TODD:  And is there anything to—there‘s still nothing about an earthquake that can tell you, let you to predict that—oh, boy, a bigger one is coming.  There‘s no—we yet don‘t have a pattern here, correctly, when you see a tremor, this means something?
HEATON:  Well, of course, there‘s always a bigger one coming, but in terms of being able to tell when it‘s going to happen, we have no idea.  And we do try to look for patterns, but I think the more we look, the more we realize it‘s very hard to see any repeatable pattern.
TODD:  So, outside of—we know the corridor on the west coast big, you know, from Seattle, San Francisco, Los Angeles.  Another big area I‘ve always heard of that people don‘t talk about much is St. Louis.  So, very quickly, tell us about that fault.

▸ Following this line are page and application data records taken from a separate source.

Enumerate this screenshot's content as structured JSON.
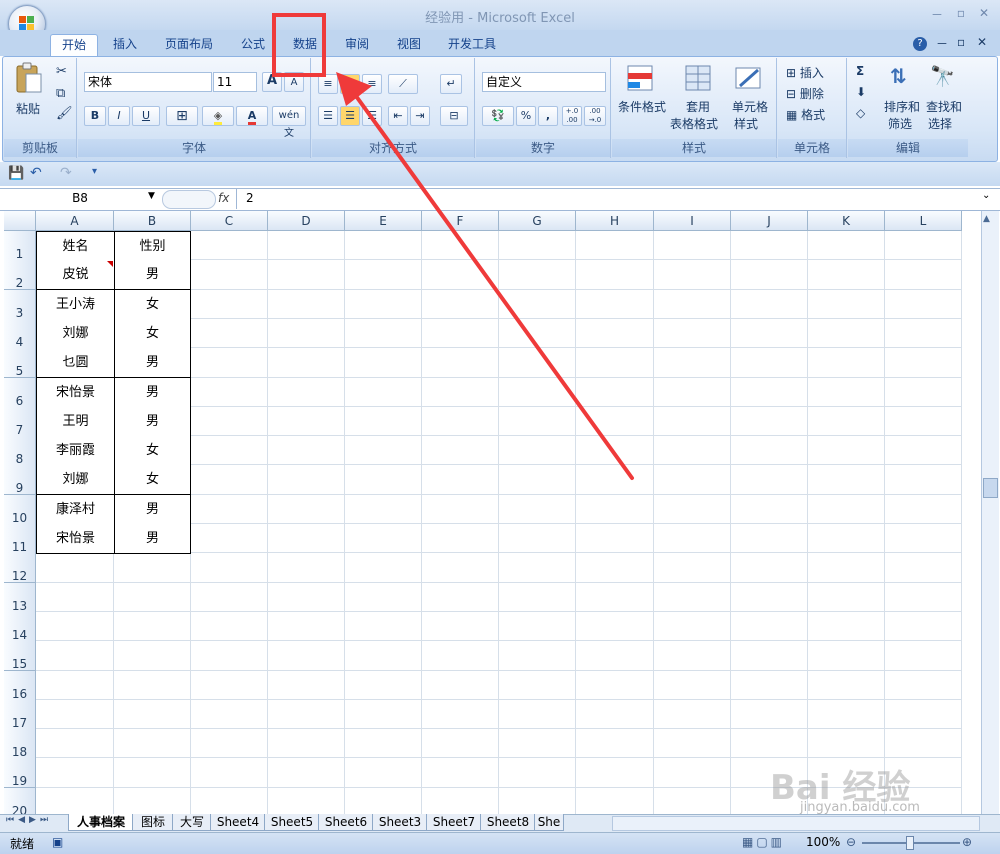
{
  "window": {
    "title": "经验用 - Microsoft Excel",
    "controls": [
      "－",
      "▫",
      "✕"
    ]
  },
  "ribbon_tabs": [
    "开始",
    "插入",
    "页面布局",
    "公式",
    "数据",
    "审阅",
    "视图",
    "开发工具"
  ],
  "ribbon_right_icons": [
    "?",
    "－",
    "▫",
    "✕"
  ],
  "groups": {
    "clipboard": {
      "label": "剪贴板",
      "paste": "粘贴"
    },
    "font": {
      "label": "字体",
      "font_name": "宋体",
      "font_size": "11",
      "grow": "A",
      "shrink": "A",
      "bold": "B",
      "italic": "I",
      "underline": "U",
      "phonetic": "wén 文"
    },
    "alignment": {
      "label": "对齐方式"
    },
    "number": {
      "label": "数字",
      "format": "自定义",
      "percent": "%",
      "comma": ",",
      "inc_dec": "+.0 .00",
      "dec_dec": ".00 →.0"
    },
    "styles": {
      "label": "样式",
      "cond_format": "条件格式",
      "table_format_1": "套用",
      "table_format_2": "表格格式",
      "cell_style_1": "单元格",
      "cell_style_2": "样式"
    },
    "cells": {
      "label": "单元格",
      "insert": "插入",
      "delete": "删除",
      "format": "格式"
    },
    "editing": {
      "label": "编辑",
      "sum": "Σ",
      "sort_1": "排序和",
      "sort_2": "筛选",
      "find_1": "查找和",
      "find_2": "选择"
    }
  },
  "formula_bar": {
    "name_box": "B8",
    "fx": "fx",
    "value": "2"
  },
  "columns": [
    "A",
    "B",
    "C",
    "D",
    "E",
    "F",
    "G",
    "H",
    "I",
    "J",
    "K",
    "L"
  ],
  "rows": [
    "1",
    "2",
    "3",
    "4",
    "5",
    "6",
    "7",
    "8",
    "9",
    "10",
    "11",
    "12",
    "13",
    "14",
    "15",
    "16",
    "17",
    "18",
    "19",
    "20"
  ],
  "table": [
    [
      "姓名",
      "性别"
    ],
    [
      "皮锐",
      "男"
    ],
    [
      "王小涛",
      "女"
    ],
    [
      "刘娜",
      "女"
    ],
    [
      "乜圆",
      "男"
    ],
    [
      "宋怡景",
      "男"
    ],
    [
      "王明",
      "男"
    ],
    [
      "李丽霞",
      "女"
    ],
    [
      "刘娜",
      "女"
    ],
    [
      "康泽村",
      "男"
    ],
    [
      "宋怡景",
      "男"
    ]
  ],
  "sheet_tabs": [
    "人事档案",
    "图标",
    "大写",
    "Sheet4",
    "Sheet5",
    "Sheet6",
    "Sheet3",
    "Sheet7",
    "Sheet8",
    "She"
  ],
  "status": {
    "ready": "就绪",
    "zoom": "100%"
  },
  "watermark": {
    "brand": "Bai 经验",
    "url": "jingyan.baidu.com"
  },
  "annotation_color": "#ef3a3a"
}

HEATON:  Well, I don‘t think we know much about the fault except for the fact that there were three very large earthquakes, two in 1811, and a third one in 1812.  And then there was another magnitude 6 ½ earthquake in the 1890s.  Those earthquakes still have aftershocks today.
So, we can use the aftershocks from those earthquakes even almost 200 years ago to map where the faults were.  The big debate is whether we‘ll have another large one on those faults.  And to be honest, I don‘t think any of us know.
TODD:  All right.  Well, Dr. Thomas Heaton—a lot of us here in Washington, D.C. getting a education on earthquakes and faults.  So, I appreciate you participating in that today.  Thanks very much.
All right.  Well, that‘s HARDBALL for now.  Thanks for being with us.
Right now, it‘s time for “THE ED SHOW” with Ed Schultz.